> TASK
Wherever "count" turns up in the entries, copy out the line that holds it.
Start of EXCERPTED DATA
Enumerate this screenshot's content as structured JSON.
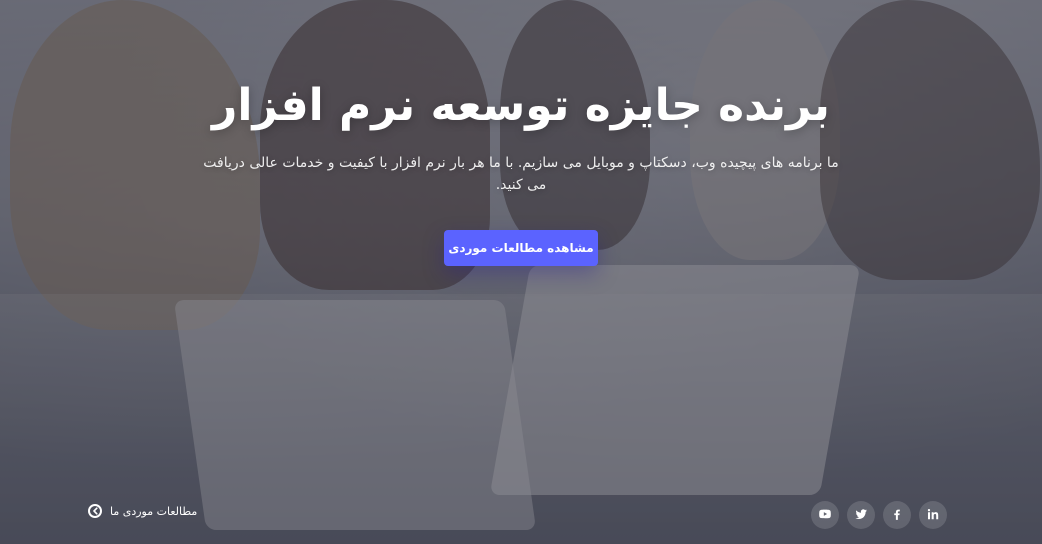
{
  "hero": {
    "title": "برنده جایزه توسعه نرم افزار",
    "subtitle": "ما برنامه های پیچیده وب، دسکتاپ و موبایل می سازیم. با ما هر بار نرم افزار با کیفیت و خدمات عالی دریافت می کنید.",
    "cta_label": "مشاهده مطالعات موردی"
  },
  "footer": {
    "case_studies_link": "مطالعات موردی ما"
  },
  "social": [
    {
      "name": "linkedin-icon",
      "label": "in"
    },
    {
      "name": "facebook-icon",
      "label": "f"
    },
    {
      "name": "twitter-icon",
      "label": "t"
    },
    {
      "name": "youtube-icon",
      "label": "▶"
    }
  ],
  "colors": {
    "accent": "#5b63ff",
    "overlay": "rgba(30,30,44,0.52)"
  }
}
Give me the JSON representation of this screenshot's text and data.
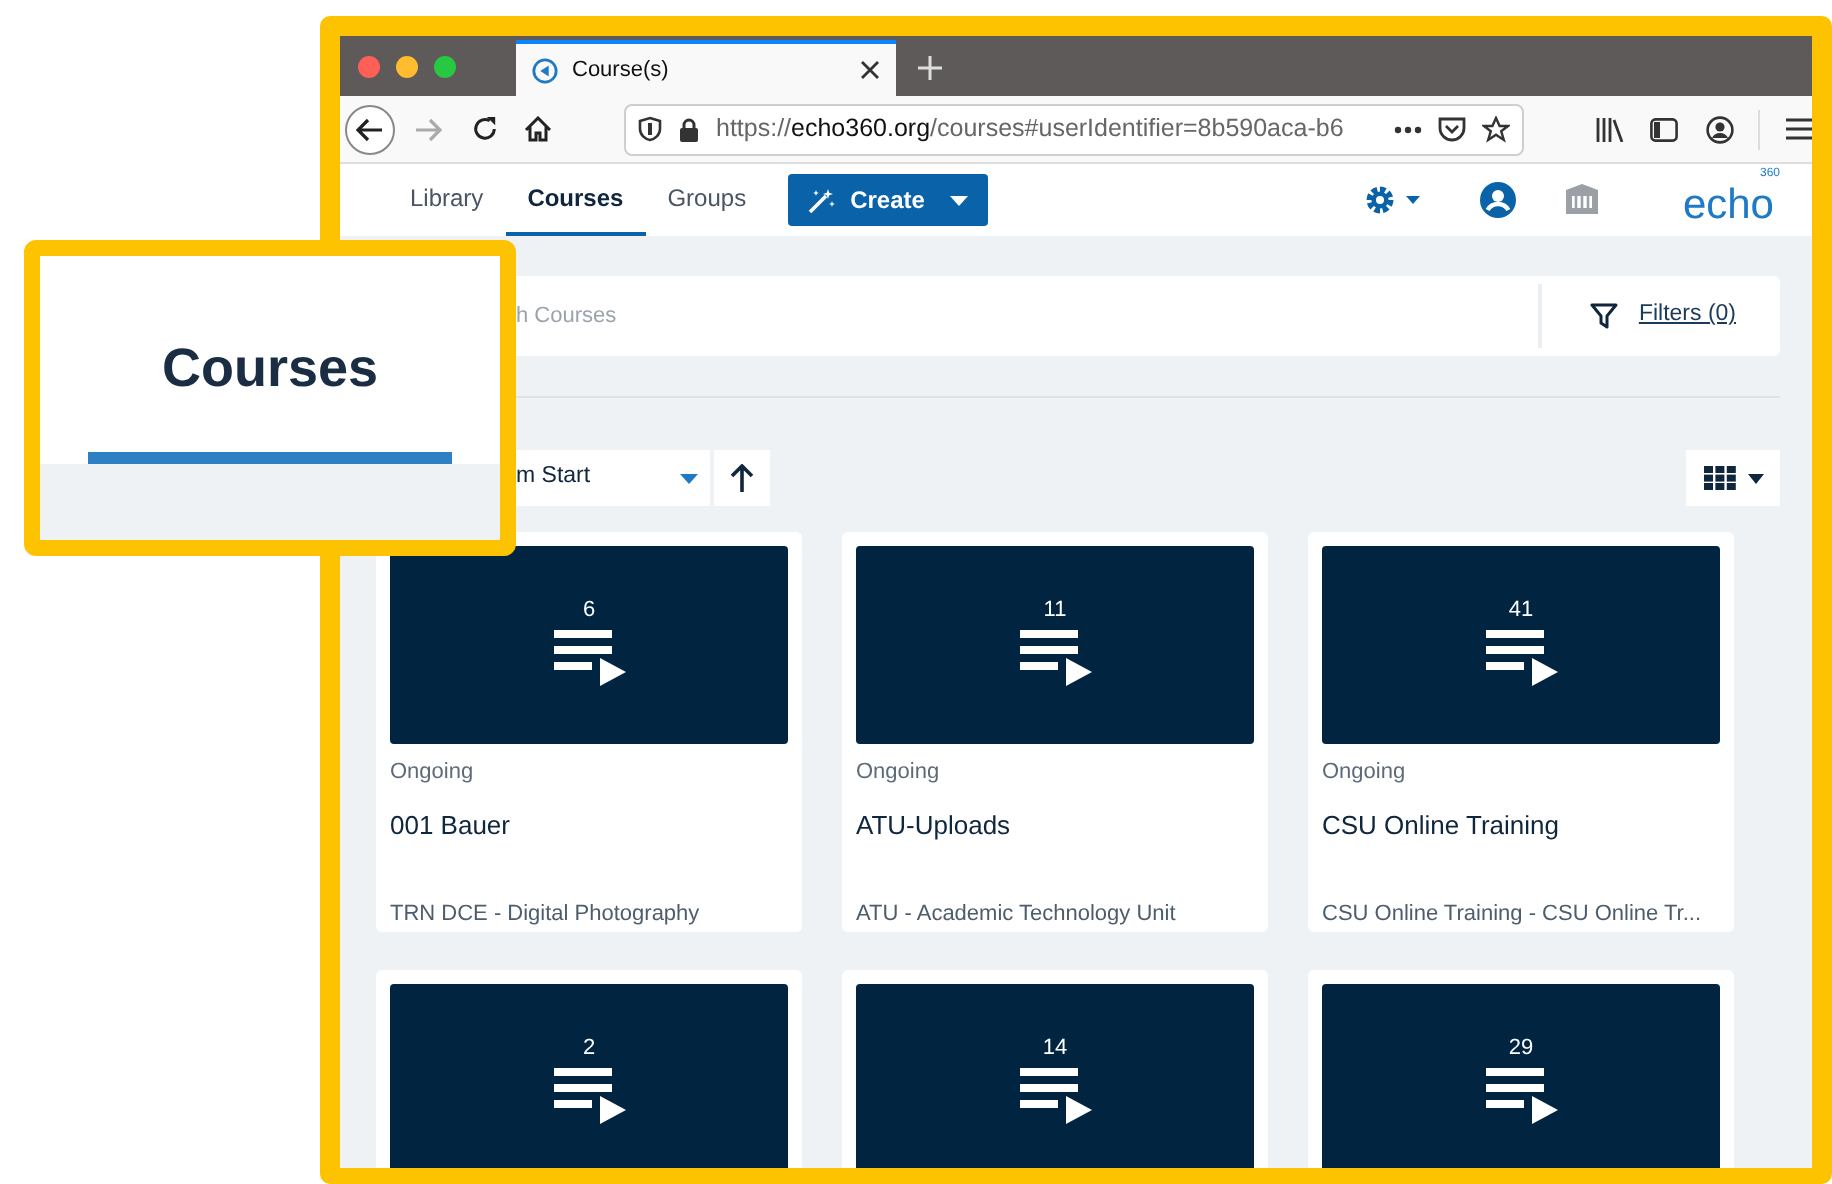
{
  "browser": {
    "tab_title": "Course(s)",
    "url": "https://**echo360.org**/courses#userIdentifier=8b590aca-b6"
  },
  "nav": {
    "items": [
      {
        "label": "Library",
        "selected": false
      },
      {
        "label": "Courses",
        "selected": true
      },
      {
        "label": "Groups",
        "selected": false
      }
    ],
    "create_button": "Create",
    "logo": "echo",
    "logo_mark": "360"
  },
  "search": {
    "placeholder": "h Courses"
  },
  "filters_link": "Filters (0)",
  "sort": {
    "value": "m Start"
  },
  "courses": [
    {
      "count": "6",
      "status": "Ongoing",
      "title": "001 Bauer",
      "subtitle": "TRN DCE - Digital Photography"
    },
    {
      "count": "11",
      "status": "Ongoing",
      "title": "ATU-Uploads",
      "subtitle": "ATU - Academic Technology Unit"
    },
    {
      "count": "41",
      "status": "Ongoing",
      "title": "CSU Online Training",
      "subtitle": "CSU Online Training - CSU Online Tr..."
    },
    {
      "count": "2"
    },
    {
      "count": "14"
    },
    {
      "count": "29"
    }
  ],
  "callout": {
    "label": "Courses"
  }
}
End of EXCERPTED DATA
> RESULT OF THIS TASK
      "count": "6",
      "count": "11",
      "count": "41",
      "count": "2"
      "count": "14"
      "count": "29"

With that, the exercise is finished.